Overconsumption is defined as the consumption of products, services, or resources in excess of what is considered required or sustainable. It refers to a circumstance in which a consumer overuses existing goods and services to the point where they are unable or unwilling to replenish or reuse them. This occurrence is frequently linked to negative environmental, social, and economic effects.

In microeconomics, this is defined as the point at which a consumer’s marginal cost exceeds their marginal utility. The term “overconsumption” is used in a variety of contexts and does not always have a single unifying definition.

Overconsumption is fueled by various current global economic drivers, including consumerism, intentional obsolescence, economic materialism, and other unsustainable business strategies, and can be compared with sustainable consumption.

Here are some key aspects of overconsumption:

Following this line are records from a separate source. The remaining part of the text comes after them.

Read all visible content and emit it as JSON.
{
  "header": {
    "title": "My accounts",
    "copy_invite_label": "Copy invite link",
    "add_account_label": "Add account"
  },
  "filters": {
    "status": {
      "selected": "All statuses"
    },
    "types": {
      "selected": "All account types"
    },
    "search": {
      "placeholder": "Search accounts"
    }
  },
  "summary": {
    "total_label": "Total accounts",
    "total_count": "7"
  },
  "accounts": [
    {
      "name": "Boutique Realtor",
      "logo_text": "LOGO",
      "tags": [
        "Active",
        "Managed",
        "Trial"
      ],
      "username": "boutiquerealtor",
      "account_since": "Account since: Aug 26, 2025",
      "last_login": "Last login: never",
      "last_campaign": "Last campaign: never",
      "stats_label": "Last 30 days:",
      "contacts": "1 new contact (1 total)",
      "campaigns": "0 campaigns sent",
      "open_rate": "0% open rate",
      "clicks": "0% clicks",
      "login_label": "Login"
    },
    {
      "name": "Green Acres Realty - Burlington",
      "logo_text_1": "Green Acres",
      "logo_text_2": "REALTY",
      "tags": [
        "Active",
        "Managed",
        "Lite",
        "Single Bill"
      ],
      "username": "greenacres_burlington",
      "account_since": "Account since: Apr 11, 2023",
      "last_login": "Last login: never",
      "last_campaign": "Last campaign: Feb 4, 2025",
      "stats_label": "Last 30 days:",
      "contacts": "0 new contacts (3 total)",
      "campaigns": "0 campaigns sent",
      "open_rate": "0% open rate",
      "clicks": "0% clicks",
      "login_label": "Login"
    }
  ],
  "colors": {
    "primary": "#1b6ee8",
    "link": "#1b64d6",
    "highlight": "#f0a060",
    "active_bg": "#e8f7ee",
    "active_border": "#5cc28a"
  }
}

  • Environmental Impact: Overconsumption depletes natural resources and ecosystems. Deforestation, pollution, habitat destruction, and climate change are all exacerbated by the creation and disposal of products. Extraction of resources beyond the capacity of the Earth to replenish can result in long-term environmental deterioration.
  • Waste Generation: The more people who consume, the more garbage there is. Overconsumption adds to landfill expansion and pollution. Product disposal frequently entails procedures that impair the environment, such as the release of harmful compounds.
  • Social Inequality: It has the potential to worsen socioeconomic inequality. While some people and communities have a wealth of resources, others struggle to achieve their fundamental necessities. This imbalance has the potential to cause societal tensions and conflicts.
  • Impact on Mental Health: The constant pursuit of material possessions and the pressure to keep up with consumer trends can contribute to stress, anxiety, and a sense of inadequacy. The culture of overconsumption may also foster a disposable mentality, where products are quickly discarded in favor of the latest trend.
  • Economic Issues: Overreliance on consumerism as an economic driver can lead to economic instability. Economic systems that prioritize continuous growth based on consumption may face challenges when resources become scarce or environmental degradation hampers production.

A long-term pattern of overconsumption in any specific location or ecological system can result in a decline in natural resources, which frequently leads to environmental deterioration. However, this is only true when it comes to human impacts on the environment. In economic terms, this point is described as the moment at which a consumer’s marginal cost equals their marginal utility. According to Gossen’s law of diminishing utility, the consumer realizes at this point that the cost of consuming/purchasing another item/good is not worth the amount of utility (also known as happiness or satisfaction from the good) they’d receive, and thus is not conducive to the consumer’s wellbeing.